By Michael Salcman, The Potomac,
Summer 2010

John Burstein is an artist and writer who self-publishes poetry chapbooks that he calls "booklets;" these modest objects share the pluses and minuses of Wagnerian opera: diminutive gesamtwerks in which the total effect is produced through a combination of visual poetry, philosophical rumination and knotty song-like (koan-like?) poems that Burstein calls "riddles." By this point you are either puzzled or intrigued.

As both poet and art critic I am perhaps his ideal reader and his worst nightmare. I have rarely been so impressed with the watercolors and crayons of an artist heretofore unknown to me, one who speaks of himself in the third person. The pictures in Home Visit from 2009 relate to classic 20th century German-speaking masters like Paul Klee and Hans Hofmann, as well as artists of contemporary import like Joseph Beuys and Thomas Schutte, also of German origin. Behind these expressionist doodles lie the coloristic flourishes and sketchiness of Matisse. The quotes are from philosophers like Wittgenstein, Arendt, Marcuse, Kant and Aristotle; at least one is from a poet, Richard Howard. The association of images and philosophic quotations is very Germanic. The poetry is gnomic in its brevity and essential unknowingness. Here is "House" in its entirety:

Still underlies the lies outside In the air I breathe Sunday. Bellows exhale a breeze. A rain, then sun Fills the bellows up.

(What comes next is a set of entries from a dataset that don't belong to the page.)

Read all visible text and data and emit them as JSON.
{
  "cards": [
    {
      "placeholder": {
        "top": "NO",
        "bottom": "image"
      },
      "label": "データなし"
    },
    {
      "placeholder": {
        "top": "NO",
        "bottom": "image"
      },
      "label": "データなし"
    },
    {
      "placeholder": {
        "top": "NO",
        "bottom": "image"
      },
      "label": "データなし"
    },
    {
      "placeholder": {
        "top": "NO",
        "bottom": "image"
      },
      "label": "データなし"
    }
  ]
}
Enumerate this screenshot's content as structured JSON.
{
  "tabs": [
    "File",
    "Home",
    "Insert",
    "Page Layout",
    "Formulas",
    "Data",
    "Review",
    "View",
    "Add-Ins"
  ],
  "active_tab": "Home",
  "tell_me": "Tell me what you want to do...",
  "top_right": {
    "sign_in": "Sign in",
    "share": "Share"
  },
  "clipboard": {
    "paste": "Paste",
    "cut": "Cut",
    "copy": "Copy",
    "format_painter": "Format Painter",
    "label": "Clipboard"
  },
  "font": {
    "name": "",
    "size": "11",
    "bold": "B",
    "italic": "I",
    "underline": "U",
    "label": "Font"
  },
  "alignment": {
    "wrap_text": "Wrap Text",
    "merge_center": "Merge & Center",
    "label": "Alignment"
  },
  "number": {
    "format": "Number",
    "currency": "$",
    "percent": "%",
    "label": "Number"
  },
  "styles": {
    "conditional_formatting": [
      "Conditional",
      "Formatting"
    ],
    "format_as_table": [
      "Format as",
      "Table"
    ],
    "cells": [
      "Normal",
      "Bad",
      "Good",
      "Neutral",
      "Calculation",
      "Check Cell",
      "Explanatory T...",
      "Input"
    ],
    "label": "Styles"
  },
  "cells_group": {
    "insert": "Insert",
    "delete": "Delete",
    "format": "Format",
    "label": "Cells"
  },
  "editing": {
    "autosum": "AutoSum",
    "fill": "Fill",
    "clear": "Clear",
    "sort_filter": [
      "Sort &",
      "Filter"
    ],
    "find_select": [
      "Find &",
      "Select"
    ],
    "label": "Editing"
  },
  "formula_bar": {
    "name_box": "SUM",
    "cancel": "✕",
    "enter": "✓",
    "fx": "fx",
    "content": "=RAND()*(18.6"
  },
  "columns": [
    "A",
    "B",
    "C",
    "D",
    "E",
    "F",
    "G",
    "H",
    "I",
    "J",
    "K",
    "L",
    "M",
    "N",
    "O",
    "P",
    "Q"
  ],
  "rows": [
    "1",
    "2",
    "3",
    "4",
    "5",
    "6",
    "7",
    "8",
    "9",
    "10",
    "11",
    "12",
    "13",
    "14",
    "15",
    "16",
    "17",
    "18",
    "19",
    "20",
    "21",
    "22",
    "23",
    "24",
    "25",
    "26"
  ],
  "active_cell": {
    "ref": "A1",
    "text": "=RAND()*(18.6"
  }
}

The repetition of sounds and words, the use of capitals at the start of each line plays against the fragmentary sense of the lines, the formal against the informal. The child-like crayon of a house on the opposite page immeasurably enhances the poem, the flesh-like pinks of the walls overwhelming the roof and garden. There is an off-hand informality that reminds me of Robert Creeley, another poet who often set his poems against visual images, for example those of Archie Rand. The quote from Marcuse on the next page, "phantasy links the conscious with the unconscious; it builds the bridge between the irreconcilable demands of object and subject", serves to summarize Burstein's artistic program. Of course, Burstein is fully capable of summarizing his own artistic program; in "Reflection," a poem facing a Matissian interior, he writes:

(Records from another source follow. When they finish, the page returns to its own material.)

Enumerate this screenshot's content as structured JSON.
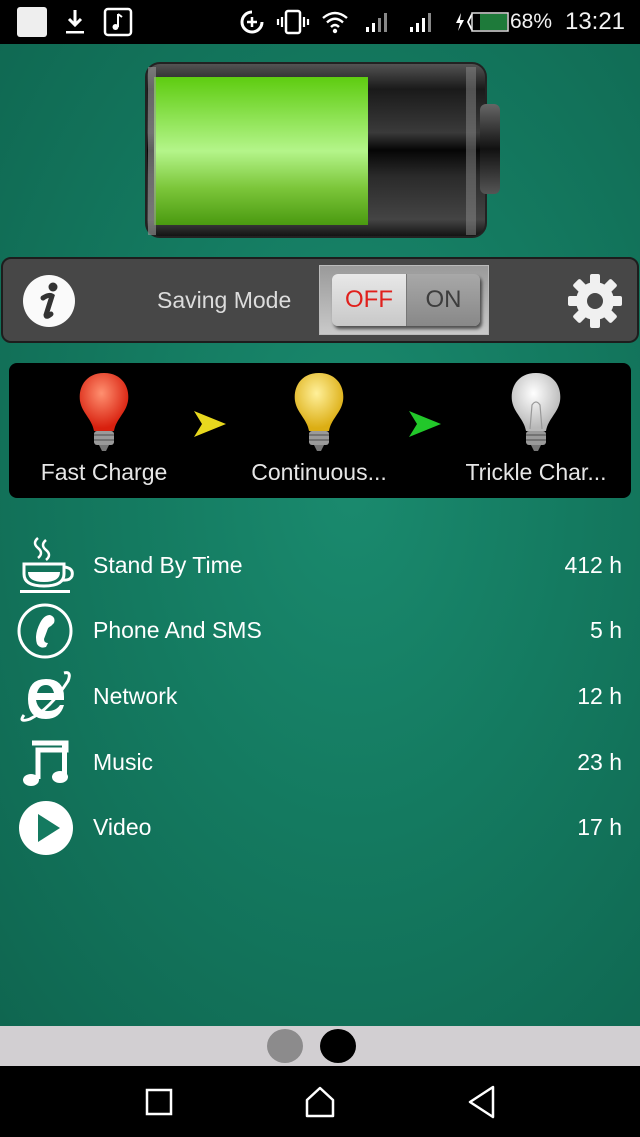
{
  "status_bar": {
    "left_icons": [
      "notification-square-icon",
      "download-icon",
      "music-note-icon"
    ],
    "right_icons": [
      "data-saver-icon",
      "vibrate-icon",
      "wifi-icon",
      "signal-1-icon",
      "signal-2-icon",
      "charging-battery-icon"
    ],
    "battery_percent": "68%",
    "battery_level": 0.68,
    "time": "13:21"
  },
  "battery": {
    "icon": "battery-graphic",
    "fill_level": 0.6,
    "fill_color": "#7ad836"
  },
  "saving_mode": {
    "info_icon": "info-icon",
    "label": "Saving Mode",
    "toggle": {
      "off_label": "OFF",
      "on_label": "ON",
      "state": "OFF",
      "off_color": "#e0201c"
    },
    "settings_icon": "gear-icon"
  },
  "charge_stages": [
    {
      "label": "Fast Charge",
      "icon": "lightbulb-red-icon",
      "color": "#e8321e"
    },
    {
      "label": "Continuous...",
      "icon": "lightbulb-yellow-icon",
      "color": "#e8be1e"
    },
    {
      "label": "Trickle Char...",
      "icon": "lightbulb-white-icon",
      "color": "#e4e4e4"
    }
  ],
  "stage_arrows": [
    {
      "icon": "arrow-right-yellow-icon",
      "color": "#e8d81e"
    },
    {
      "icon": "arrow-right-green-icon",
      "color": "#22c82a"
    }
  ],
  "usage": [
    {
      "label": "Stand By Time",
      "value": "412 h",
      "icon": "coffee-cup-icon"
    },
    {
      "label": "Phone And SMS",
      "value": "5 h",
      "icon": "phone-icon"
    },
    {
      "label": "Network",
      "value": "12 h",
      "icon": "browser-e-icon"
    },
    {
      "label": "Music",
      "value": "23 h",
      "icon": "music-note-icon"
    },
    {
      "label": "Video",
      "value": "17 h",
      "icon": "play-icon"
    }
  ],
  "pager": {
    "pages": 2,
    "active_index": 1
  },
  "nav_bar": {
    "buttons": [
      "recents-icon",
      "home-icon",
      "back-icon"
    ]
  },
  "colors": {
    "background": "#147a60",
    "panel": "#474747",
    "stages_panel": "#000000"
  }
}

These things are to a museum what words a poem:


The elision of the verb in "what words a poem" creates a new verb out of "words," as if poems have the same power of

self-creation that individuals and poets have. But the poem is less mysterious than the lovely drawing on the opposite page. Some of the illustrations border on the abstract; "Possession" is truly lovely in this regard. By contrast, the poem facing it is banal by comparison and involves a minor artist of the School of Paris, Andre L'Hote. The poems are further wounded by the surrounding philosophic quotes, often longer and more thought provoking than the slender reeds of Burstein's verse. Burstein is a student of "traditional" cultures, religion and politics, who splits his time between Mexico and Brooklyn. In his Artist's Statement he spends much more time analyzing his visual style than he does his poetry, referring to his artistic product as "image-text." I think this is appropriate and revealing. In an earlier booklet from 2008, "Riddles," Burstein calls his "sketch-doodles," "nothing more than riddles"; I would agree that his poems are sketches but the images are clearly more than doodles, they have an insouciant ease of elaboration, of color and light, of intuited shape. The poems in the earlier booklet are more Eastern in tone and more complete in their incompleteness. The philosophic quotations are helpfully banished to the back in a section called "Notes and Quotes" and the poems are allowed to breathe opposite the images:

Apropos Art

Logic deconstructs,
Science deducts,
Art constructs,
So it was.

Analysis of predicates,
No longer synthesis,
Now produces artifacts,
As though apriori.

The physical construction of a book does influence its subjective reception. This poem faces a mysterious pencil drawing of a chair that resembles an Ocean Park drawing by the American master Richard Diebenkorn; it shares the ominous tone of simple objects in the drawings and sculpture of the contemporary artist Robert Gober. I am more impressed with the totality of Burstein's images and text than I am with the poems alone. I have no doubt that he is a serious student of philosophic texts and knows far more about these matters than I do but Burstein needs to invest his words with the specificity, concreteness, color and variety that his images possess. At the very least, he should un-tether his poems from the significant texts that surround the subtle and delicate music of his poems.